Our daughter is a gorgeous girl who until recently has had very little resemblance to me, her mother. Thankfully she stopped looking like the Michelin Man once she got her legs working to keep her tubby body mobile and she has stopped looking so much like her great grandmothers in real time, in more recent years. She is an outdoor girl and as a result is getting a sprinkling of freckles across her nose – these, her hair and her olive skin are our bond. In fact if it wasn’t for these features we would wonder if she was ours at all. You see, unlike her parents, she is coordinated. She can walk from here to there and not fall over! Even more perplexing to her father and I, this means she is naturally gifted at any sport she likes – which happens to be soccer. And she is awesome to watch. Magic. Like watching those kids in isolated foreign villages who kick balls around all day with the skills of Pele – this is our daughter. I am so proud. I am also a bad mother. I am sharing with you a poem that my gorgeous daughter wrote for me because, also like me, she has developed an addiction for dark, bitter chocolate. And she pinched the last row of a block I’d been hiding for a week. The spelling etc are her own. The words in italics are mine. Enjoy. And please don’t be offended. I actually adore her.
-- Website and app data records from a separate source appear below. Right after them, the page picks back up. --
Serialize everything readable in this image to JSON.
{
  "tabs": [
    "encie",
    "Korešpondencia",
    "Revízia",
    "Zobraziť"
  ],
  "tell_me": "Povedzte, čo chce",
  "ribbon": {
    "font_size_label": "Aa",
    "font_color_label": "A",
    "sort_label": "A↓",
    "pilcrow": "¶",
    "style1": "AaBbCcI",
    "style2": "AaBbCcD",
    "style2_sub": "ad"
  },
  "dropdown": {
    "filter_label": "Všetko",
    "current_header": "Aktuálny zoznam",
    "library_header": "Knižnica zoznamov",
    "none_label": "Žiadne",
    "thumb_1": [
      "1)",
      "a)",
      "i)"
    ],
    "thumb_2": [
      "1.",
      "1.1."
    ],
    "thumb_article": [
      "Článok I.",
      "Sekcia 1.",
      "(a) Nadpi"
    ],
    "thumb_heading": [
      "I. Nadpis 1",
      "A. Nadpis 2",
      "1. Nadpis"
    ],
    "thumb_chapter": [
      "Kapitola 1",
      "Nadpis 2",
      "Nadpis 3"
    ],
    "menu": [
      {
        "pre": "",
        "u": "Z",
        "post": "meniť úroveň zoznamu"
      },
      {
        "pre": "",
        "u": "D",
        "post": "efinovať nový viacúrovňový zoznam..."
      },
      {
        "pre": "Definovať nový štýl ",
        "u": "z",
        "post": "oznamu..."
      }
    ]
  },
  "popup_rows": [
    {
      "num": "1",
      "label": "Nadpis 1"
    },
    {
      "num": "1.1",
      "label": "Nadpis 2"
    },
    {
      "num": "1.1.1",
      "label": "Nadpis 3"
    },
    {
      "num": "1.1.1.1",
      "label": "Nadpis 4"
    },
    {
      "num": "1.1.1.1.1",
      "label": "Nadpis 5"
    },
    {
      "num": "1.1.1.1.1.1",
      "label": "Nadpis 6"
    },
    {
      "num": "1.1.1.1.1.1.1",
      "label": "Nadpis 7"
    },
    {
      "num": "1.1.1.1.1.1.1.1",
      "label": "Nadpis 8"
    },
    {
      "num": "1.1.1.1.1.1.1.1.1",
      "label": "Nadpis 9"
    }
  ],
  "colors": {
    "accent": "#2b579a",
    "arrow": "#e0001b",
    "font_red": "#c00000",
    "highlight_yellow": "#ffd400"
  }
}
Mums are Lovely (*I’m sorry I ate your chocolate Mum)
Other mums can be horrible (*But not you, ever, even if you have PMS and I ate your chocolate)
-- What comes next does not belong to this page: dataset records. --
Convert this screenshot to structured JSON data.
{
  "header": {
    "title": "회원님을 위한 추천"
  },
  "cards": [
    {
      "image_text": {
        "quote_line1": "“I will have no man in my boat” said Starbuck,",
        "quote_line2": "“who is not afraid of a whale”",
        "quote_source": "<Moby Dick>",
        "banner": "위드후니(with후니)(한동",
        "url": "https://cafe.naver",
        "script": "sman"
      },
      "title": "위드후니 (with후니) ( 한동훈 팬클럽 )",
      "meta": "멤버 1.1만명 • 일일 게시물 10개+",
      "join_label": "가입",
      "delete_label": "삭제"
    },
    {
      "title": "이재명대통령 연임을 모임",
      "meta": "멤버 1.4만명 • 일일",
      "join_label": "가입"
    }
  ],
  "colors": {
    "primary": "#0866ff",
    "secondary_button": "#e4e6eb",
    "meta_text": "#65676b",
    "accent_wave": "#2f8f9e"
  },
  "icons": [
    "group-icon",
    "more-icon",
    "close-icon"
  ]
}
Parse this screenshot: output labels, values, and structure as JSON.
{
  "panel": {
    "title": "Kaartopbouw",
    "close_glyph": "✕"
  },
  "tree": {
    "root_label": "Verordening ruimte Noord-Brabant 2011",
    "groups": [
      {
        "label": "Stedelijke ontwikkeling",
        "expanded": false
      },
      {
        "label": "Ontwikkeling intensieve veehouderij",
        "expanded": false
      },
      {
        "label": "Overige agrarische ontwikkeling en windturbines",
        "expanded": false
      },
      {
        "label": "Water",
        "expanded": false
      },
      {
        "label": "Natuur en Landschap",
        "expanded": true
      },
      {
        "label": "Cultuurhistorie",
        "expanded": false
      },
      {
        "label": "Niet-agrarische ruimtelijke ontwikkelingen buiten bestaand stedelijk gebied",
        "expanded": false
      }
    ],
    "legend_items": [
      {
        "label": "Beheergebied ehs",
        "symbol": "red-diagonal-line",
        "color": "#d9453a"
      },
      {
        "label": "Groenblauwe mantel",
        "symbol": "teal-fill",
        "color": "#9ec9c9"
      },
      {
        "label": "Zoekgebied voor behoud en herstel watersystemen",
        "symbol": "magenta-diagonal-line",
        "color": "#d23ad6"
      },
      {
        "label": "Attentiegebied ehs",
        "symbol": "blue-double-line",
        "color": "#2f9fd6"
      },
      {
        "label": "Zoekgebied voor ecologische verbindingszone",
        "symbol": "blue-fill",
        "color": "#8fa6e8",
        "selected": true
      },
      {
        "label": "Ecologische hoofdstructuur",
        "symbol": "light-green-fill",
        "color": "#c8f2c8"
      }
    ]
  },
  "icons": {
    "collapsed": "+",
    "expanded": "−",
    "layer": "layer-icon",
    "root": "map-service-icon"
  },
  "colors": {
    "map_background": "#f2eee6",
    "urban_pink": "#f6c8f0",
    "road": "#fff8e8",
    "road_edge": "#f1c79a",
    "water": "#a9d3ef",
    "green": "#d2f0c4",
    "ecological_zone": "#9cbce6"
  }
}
The best mum is my mum (*You couldn’t possibly be mad with me after you read this)
Her daughter is 8 years old (*I am actually 7, but I’m hoping I’ll live to my 8th birthday)
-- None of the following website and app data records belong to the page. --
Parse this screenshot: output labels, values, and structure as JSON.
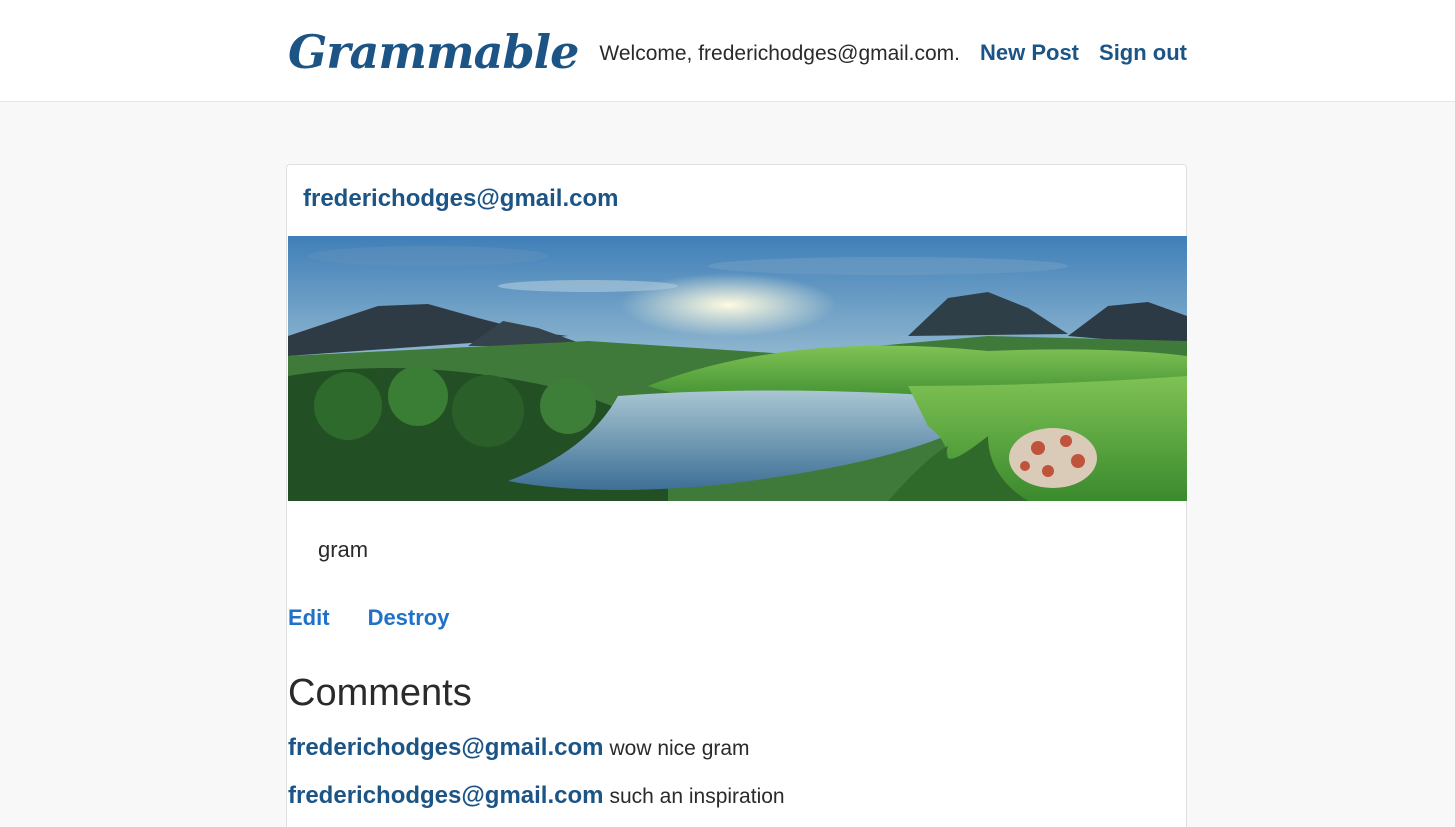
{
  "header": {
    "brand": "Grammable",
    "welcome": "Welcome, frederichodges@gmail.com.",
    "new_post": "New Post",
    "sign_out": "Sign out"
  },
  "post": {
    "author": "frederichodges@gmail.com",
    "image_alt": "landscape with river, hills, sunrise and spotted egg",
    "caption": "gram",
    "edit_label": "Edit",
    "destroy_label": "Destroy"
  },
  "comments": {
    "heading": "Comments",
    "items": [
      {
        "author": "frederichodges@gmail.com",
        "text": "wow nice gram"
      },
      {
        "author": "frederichodges@gmail.com",
        "text": "such an inspiration"
      }
    ]
  },
  "colors": {
    "brand": "#1c5585",
    "action_link": "#1f72c8",
    "background": "#f8f8f8"
  }
}
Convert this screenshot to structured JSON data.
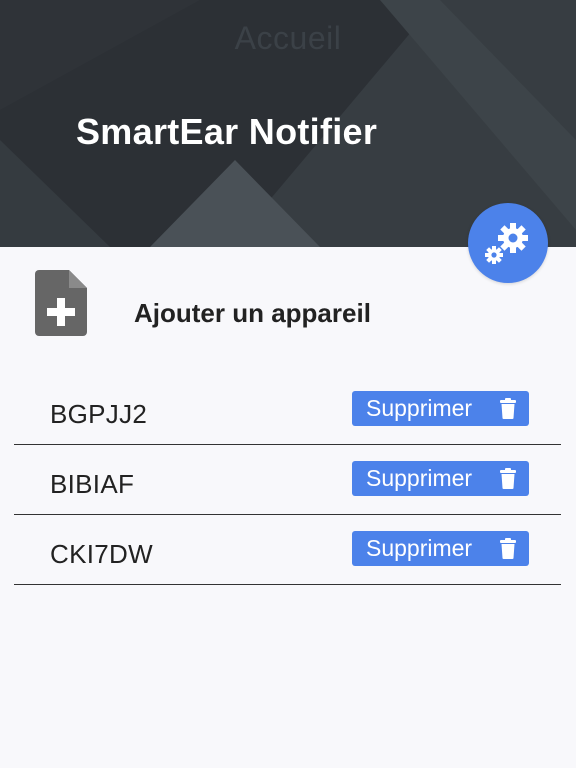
{
  "header": {
    "nav_title": "Accueil",
    "app_title": "SmartEar Notifier",
    "background_color": "#2c3035"
  },
  "settings_button": {
    "icon": "gears-icon",
    "color": "#4c82ea"
  },
  "add_device": {
    "icon": "file-add-icon",
    "label": "Ajouter un appareil"
  },
  "devices": [
    {
      "name": "BGPJJ2",
      "delete_label": "Supprimer"
    },
    {
      "name": "BIBIAF",
      "delete_label": "Supprimer"
    },
    {
      "name": "CKI7DW",
      "delete_label": "Supprimer"
    }
  ],
  "colors": {
    "accent": "#4c82ea",
    "background": "#f8f8fb",
    "text": "#222222"
  }
}
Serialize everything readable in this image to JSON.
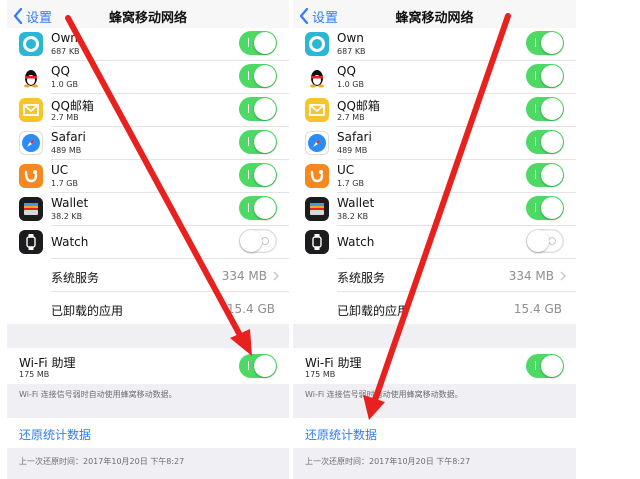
{
  "colors": {
    "accent": "#2f7cf6",
    "switch_on": "#4cd964",
    "arrow": "#e8201e"
  },
  "nav": {
    "back_label": "设置",
    "title": "蜂窝移动网络"
  },
  "apps": [
    {
      "name": "Own",
      "size": "687 KB",
      "icon": "own-app-icon",
      "enabled": true
    },
    {
      "name": "QQ",
      "size": "1.0 GB",
      "icon": "qq-penguin-icon",
      "enabled": true
    },
    {
      "name": "QQ邮箱",
      "size": "2.7 MB",
      "icon": "qq-mail-icon",
      "enabled": true
    },
    {
      "name": "Safari",
      "size": "489 MB",
      "icon": "safari-compass-icon",
      "enabled": true
    },
    {
      "name": "UC",
      "size": "1.7 GB",
      "icon": "uc-browser-icon",
      "enabled": true
    },
    {
      "name": "Wallet",
      "size": "38.2 KB",
      "icon": "wallet-icon",
      "enabled": true
    },
    {
      "name": "Watch",
      "size": "",
      "icon": "watch-icon",
      "enabled": false
    }
  ],
  "system_services": {
    "label": "系统服务",
    "value": "334 MB"
  },
  "uninstalled_apps": {
    "label": "已卸载的应用",
    "value": "15.4 GB"
  },
  "wifi_assist": {
    "label": "Wi-Fi 助理",
    "size": "175 MB",
    "enabled": true,
    "footnote": "Wi-Fi 连接信号弱时自动使用蜂窝移动数据。"
  },
  "reset": {
    "label": "还原统计数据",
    "last_reset": "上一次还原时间：2017年10月20日 下午8:27"
  }
}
Each mother has at least 1 child (*I better not write ‘Eating chocolate is what mums like to do’)
Remember speacial mums are your heart (*I could get a job with Hallmark, seriously, before I even turn 10)
So many Mothers are pretty (*And quite frankly, so many aren’t, which are YOU going to be Mum? Get over the chocolate thing you passive aggressive pain in the butt! I love you.)